The COVID-19 pandemic isn’t over and it might yet kill more than ten million people worldwide. From the beginning, the institutional response has been lethargic. While officials (including, regrettably, prominent scientific officeholders) provided public assurances, the U.S. did virtually no surveillance sequencing in January or February, even as outbreaks took hold in China and Italy. The CDC botched the initial diagnostic test. Even once working tests existed, they remained invariably slow and hard to obtain for members of the public. We didn’t get off on a good foot.
As the first U.S. lockdowns commenced in March last year, we reached out to various top scientists, and were surprised to learn that funding for COVID-19 related science was not readily available. We expected the U.S.’s immense government funding systems to be unleashed, with decisions made in days if not in hours. This is what happened during World War II, which killed fewer Americans.

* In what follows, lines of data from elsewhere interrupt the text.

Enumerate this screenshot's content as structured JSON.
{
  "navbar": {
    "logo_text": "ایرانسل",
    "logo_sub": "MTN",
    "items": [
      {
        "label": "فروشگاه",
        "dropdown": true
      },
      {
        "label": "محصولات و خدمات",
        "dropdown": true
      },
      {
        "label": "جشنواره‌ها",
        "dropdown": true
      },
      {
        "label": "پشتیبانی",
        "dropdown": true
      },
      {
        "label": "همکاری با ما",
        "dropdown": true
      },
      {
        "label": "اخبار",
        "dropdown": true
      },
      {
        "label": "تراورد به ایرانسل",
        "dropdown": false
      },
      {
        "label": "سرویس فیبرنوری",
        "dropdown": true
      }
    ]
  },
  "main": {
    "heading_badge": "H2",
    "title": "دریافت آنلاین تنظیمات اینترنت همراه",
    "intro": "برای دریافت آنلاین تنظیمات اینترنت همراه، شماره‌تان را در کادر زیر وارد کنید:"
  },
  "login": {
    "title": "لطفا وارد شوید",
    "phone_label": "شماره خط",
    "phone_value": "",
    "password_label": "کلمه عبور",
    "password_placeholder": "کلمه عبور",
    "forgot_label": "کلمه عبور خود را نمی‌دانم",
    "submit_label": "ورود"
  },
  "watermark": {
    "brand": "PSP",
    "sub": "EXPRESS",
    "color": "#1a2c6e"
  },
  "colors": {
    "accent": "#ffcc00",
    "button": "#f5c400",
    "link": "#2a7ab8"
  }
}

Instead, we found that scientists — among them the world’s leading virologists and coronavirus researchers — were stuck on hold, waiting for decisions about whether they could repurpose their existing funding for this exponentially growing catastrophe. It’s worth visiting the National Institutes of Health (NIH)’s application overview for this, launched in March 2020, to get a tangible sense for what those seeking emergency funding were facing.